Provide the entries once more, identical in every word.

◆ **Listed records**:
-------

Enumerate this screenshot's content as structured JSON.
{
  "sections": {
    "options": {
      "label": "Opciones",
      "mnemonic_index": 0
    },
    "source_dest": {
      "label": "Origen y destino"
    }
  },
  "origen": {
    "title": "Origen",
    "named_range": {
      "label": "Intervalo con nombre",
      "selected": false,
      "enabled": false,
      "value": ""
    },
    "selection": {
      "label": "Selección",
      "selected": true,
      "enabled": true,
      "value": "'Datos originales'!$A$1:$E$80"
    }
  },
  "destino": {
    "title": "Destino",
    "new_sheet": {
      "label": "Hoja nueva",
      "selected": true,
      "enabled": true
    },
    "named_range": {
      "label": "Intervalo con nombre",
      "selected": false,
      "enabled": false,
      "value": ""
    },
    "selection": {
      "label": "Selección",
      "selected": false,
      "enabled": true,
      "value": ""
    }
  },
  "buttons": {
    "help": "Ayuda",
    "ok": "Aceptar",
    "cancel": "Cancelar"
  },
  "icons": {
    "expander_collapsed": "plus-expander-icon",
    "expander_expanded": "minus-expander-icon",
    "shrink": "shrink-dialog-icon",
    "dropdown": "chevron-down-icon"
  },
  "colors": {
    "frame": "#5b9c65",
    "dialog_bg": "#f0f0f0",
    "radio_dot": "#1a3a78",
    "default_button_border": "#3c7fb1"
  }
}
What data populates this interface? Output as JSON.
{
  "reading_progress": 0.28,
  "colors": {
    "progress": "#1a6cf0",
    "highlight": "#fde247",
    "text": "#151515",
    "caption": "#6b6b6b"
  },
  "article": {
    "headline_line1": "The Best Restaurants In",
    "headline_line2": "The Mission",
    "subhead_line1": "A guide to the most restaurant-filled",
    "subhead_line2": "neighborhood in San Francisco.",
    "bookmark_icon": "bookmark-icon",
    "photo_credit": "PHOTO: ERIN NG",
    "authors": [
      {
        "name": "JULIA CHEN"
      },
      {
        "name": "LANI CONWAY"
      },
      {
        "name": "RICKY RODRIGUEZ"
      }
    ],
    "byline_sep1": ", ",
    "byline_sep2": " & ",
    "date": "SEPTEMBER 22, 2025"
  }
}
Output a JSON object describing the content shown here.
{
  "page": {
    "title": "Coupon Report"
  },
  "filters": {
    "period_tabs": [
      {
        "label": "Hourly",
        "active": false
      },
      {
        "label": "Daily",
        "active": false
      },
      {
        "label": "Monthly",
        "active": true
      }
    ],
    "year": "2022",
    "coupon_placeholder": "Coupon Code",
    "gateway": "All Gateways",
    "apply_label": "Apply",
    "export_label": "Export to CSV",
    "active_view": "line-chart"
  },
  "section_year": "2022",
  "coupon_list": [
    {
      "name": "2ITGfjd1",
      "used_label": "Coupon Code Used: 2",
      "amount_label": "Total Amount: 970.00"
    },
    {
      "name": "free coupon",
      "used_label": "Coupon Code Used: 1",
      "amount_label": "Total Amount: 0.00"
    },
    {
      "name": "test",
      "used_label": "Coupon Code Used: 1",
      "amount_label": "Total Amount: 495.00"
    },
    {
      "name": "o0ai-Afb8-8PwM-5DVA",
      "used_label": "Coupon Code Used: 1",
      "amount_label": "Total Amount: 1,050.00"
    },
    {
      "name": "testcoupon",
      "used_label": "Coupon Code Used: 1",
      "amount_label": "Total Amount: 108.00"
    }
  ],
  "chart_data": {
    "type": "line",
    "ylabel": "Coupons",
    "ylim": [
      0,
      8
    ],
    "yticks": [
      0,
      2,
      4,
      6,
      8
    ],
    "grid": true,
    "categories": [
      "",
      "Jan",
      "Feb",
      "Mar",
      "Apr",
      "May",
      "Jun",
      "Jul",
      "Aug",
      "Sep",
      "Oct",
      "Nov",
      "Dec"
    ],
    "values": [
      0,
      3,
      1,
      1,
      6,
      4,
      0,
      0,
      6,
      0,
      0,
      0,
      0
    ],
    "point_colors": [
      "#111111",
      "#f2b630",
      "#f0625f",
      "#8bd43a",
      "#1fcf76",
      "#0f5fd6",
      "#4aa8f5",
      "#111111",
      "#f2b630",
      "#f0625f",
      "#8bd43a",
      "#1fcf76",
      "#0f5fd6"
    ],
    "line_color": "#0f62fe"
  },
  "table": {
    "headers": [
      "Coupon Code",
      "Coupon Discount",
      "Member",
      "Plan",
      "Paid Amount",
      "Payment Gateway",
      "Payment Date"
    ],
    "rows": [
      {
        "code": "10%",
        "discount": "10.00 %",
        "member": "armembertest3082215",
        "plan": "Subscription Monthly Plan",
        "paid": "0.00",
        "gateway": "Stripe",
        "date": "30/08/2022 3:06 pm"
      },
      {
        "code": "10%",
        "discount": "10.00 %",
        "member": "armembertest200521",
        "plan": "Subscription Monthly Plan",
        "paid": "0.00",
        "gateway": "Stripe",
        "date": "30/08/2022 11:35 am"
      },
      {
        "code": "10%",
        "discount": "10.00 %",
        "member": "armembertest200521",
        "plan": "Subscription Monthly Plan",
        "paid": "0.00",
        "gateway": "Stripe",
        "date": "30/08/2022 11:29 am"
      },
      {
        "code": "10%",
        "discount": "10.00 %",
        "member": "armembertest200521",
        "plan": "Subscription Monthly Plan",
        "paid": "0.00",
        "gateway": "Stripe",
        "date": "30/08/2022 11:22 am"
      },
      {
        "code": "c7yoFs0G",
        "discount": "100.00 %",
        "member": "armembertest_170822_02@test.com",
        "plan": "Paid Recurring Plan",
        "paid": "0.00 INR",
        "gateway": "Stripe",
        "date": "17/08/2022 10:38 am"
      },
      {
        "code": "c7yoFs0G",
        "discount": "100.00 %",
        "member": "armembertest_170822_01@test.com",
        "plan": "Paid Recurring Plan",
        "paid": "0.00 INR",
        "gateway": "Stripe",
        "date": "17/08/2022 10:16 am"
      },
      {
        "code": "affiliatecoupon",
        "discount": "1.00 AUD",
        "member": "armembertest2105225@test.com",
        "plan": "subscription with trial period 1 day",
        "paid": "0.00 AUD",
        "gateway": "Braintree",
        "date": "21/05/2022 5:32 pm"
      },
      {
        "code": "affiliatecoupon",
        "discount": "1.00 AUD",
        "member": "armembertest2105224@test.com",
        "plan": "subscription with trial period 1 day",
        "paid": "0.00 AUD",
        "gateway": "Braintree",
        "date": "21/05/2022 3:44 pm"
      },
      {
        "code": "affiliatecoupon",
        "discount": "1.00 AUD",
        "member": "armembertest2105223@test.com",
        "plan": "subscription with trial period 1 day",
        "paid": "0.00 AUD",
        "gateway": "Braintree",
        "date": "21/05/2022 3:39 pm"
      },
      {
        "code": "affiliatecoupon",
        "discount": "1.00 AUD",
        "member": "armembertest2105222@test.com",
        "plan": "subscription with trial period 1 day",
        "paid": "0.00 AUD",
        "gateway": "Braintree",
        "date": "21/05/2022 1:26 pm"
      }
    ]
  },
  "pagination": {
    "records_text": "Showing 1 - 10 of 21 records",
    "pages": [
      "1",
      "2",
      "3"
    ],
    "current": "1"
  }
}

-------

◆ **Task response**:
Enumerate this screenshot's content as structured JSON.
{
  "sections": {
    "options": {
      "label": "Opciones",
      "mnemonic_index": 0
    },
    "source_dest": {
      "label": "Origen y destino"
    }
  },
  "origen": {
    "title": "Origen",
    "named_range": {
      "label": "Intervalo con nombre",
      "selected": false,
      "enabled": false,
      "value": ""
    },
    "selection": {
      "label": "Selección",
      "selected": true,
      "enabled": true,
      "value": "'Datos originales'!$A$1:$E$80"
    }
  },
  "destino": {
    "title": "Destino",
    "new_sheet": {
      "label": "Hoja nueva",
      "selected": true,
      "enabled": true
    },
    "named_range": {
      "label": "Intervalo con nombre",
      "selected": false,
      "enabled": false,
      "value": ""
    },
    "selection": {
      "label": "Selección",
      "selected": false,
      "enabled": true,
      "value": ""
    }
  },
  "buttons": {
    "help": "Ayuda",
    "ok": "Aceptar",
    "cancel": "Cancelar"
  },
  "icons": {
    "expander_collapsed": "plus-expander-icon",
    "expander_expanded": "minus-expander-icon",
    "shrink": "shrink-dialog-icon",
    "dropdown": "chevron-down-icon"
  },
  "colors": {
    "frame": "#5b9c65",
    "dialog_bg": "#f0f0f0",
    "radio_dot": "#1a3a78",
    "default_button_border": "#3c7fb1"
  }
}
What data populates this interface? Output as JSON.
{
  "reading_progress": 0.28,
  "colors": {
    "progress": "#1a6cf0",
    "highlight": "#fde247",
    "text": "#151515",
    "caption": "#6b6b6b"
  },
  "article": {
    "headline_line1": "The Best Restaurants In",
    "headline_line2": "The Mission",
    "subhead_line1": "A guide to the most restaurant-filled",
    "subhead_line2": "neighborhood in San Francisco.",
    "bookmark_icon": "bookmark-icon",
    "photo_credit": "PHOTO: ERIN NG",
    "authors": [
      {
        "name": "JULIA CHEN"
      },
      {
        "name": "LANI CONWAY"
      },
      {
        "name": "RICKY RODRIGUEZ"
      }
    ],
    "byline_sep1": ", ",
    "byline_sep2": " & ",
    "date": "SEPTEMBER 22, 2025"
  }
}
Output a JSON object describing the content shown here.
{
  "page": {
    "title": "Coupon Report"
  },
  "filters": {
    "period_tabs": [
      {
        "label": "Hourly",
        "active": false
      },
      {
        "label": "Daily",
        "active": false
      },
      {
        "label": "Monthly",
        "active": true
      }
    ],
    "year": "2022",
    "coupon_placeholder": "Coupon Code",
    "gateway": "All Gateways",
    "apply_label": "Apply",
    "export_label": "Export to CSV",
    "active_view": "line-chart"
  },
  "section_year": "2022",
  "coupon_list": [
    {
      "name": "2ITGfjd1",
      "used_label": "Coupon Code Used: 2",
      "amount_label": "Total Amount: 970.00"
    },
    {
      "name": "free coupon",
      "used_label": "Coupon Code Used: 1",
      "amount_label": "Total Amount: 0.00"
    },
    {
      "name": "test",
      "used_label": "Coupon Code Used: 1",
      "amount_label": "Total Amount: 495.00"
    },
    {
      "name": "o0ai-Afb8-8PwM-5DVA",
      "used_label": "Coupon Code Used: 1",
      "amount_label": "Total Amount: 1,050.00"
    },
    {
      "name": "testcoupon",
      "used_label": "Coupon Code Used: 1",
      "amount_label": "Total Amount: 108.00"
    }
  ],
  "chart_data": {
    "type": "line",
    "ylabel": "Coupons",
    "ylim": [
      0,
      8
    ],
    "yticks": [
      0,
      2,
      4,
      6,
      8
    ],
    "grid": true,
    "categories": [
      "",
      "Jan",
      "Feb",
      "Mar",
      "Apr",
      "May",
      "Jun",
      "Jul",
      "Aug",
      "Sep",
      "Oct",
      "Nov",
      "Dec"
    ],
    "values": [
      0,
      3,
      1,
      1,
      6,
      4,
      0,
      0,
      6,
      0,
      0,
      0,
      0
    ],
    "point_colors": [
      "#111111",
      "#f2b630",
      "#f0625f",
      "#8bd43a",
      "#1fcf76",
      "#0f5fd6",
      "#4aa8f5",
      "#111111",
      "#f2b630",
      "#f0625f",
      "#8bd43a",
      "#1fcf76",
      "#0f5fd6"
    ],
    "line_color": "#0f62fe"
  },
  "table": {
    "headers": [
      "Coupon Code",
      "Coupon Discount",
      "Member",
      "Plan",
      "Paid Amount",
      "Payment Gateway",
      "Payment Date"
    ],
    "rows": [
      {
        "code": "10%",
        "discount": "10.00 %",
        "member": "armembertest3082215",
        "plan": "Subscription Monthly Plan",
        "paid": "0.00",
        "gateway": "Stripe",
        "date": "30/08/2022 3:06 pm"
      },
      {
        "code": "10%",
        "discount": "10.00 %",
        "member": "armembertest200521",
        "plan": "Subscription Monthly Plan",
        "paid": "0.00",
        "gateway": "Stripe",
        "date": "30/08/2022 11:35 am"
      },
      {
        "code": "10%",
        "discount": "10.00 %",
        "member": "armembertest200521",
        "plan": "Subscription Monthly Plan",
        "paid": "0.00",
        "gateway": "Stripe",
        "date": "30/08/2022 11:29 am"
      },
      {
        "code": "10%",
        "discount": "10.00 %",
        "member": "armembertest200521",
        "plan": "Subscription Monthly Plan",
        "paid": "0.00",
        "gateway": "Stripe",
        "date": "30/08/2022 11:22 am"
      },
      {
        "code": "c7yoFs0G",
        "discount": "100.00 %",
        "member": "armembertest_170822_02@test.com",
        "plan": "Paid Recurring Plan",
        "paid": "0.00 INR",
        "gateway": "Stripe",
        "date": "17/08/2022 10:38 am"
      },
      {
        "code": "c7yoFs0G",
        "discount": "100.00 %",
        "member": "armembertest_170822_01@test.com",
        "plan": "Paid Recurring Plan",
        "paid": "0.00 INR",
        "gateway": "Stripe",
        "date": "17/08/2022 10:16 am"
      },
      {
        "code": "affiliatecoupon",
        "discount": "1.00 AUD",
        "member": "armembertest2105225@test.com",
        "plan": "subscription with trial period 1 day",
        "paid": "0.00 AUD",
        "gateway": "Braintree",
        "date": "21/05/2022 5:32 pm"
      },
      {
        "code": "affiliatecoupon",
        "discount": "1.00 AUD",
        "member": "armembertest2105224@test.com",
        "plan": "subscription with trial period 1 day",
        "paid": "0.00 AUD",
        "gateway": "Braintree",
        "date": "21/05/2022 3:44 pm"
      },
      {
        "code": "affiliatecoupon",
        "discount": "1.00 AUD",
        "member": "armembertest2105223@test.com",
        "plan": "subscription with trial period 1 day",
        "paid": "0.00 AUD",
        "gateway": "Braintree",
        "date": "21/05/2022 3:39 pm"
      },
      {
        "code": "affiliatecoupon",
        "discount": "1.00 AUD",
        "member": "armembertest2105222@test.com",
        "plan": "subscription with trial period 1 day",
        "paid": "0.00 AUD",
        "gateway": "Braintree",
        "date": "21/05/2022 1:26 pm"
      }
    ]
  },
  "pagination": {
    "records_text": "Showing 1 - 10 of 21 records",
    "pages": [
      "1",
      "2",
      "3"
    ],
    "current": "1"
  }
}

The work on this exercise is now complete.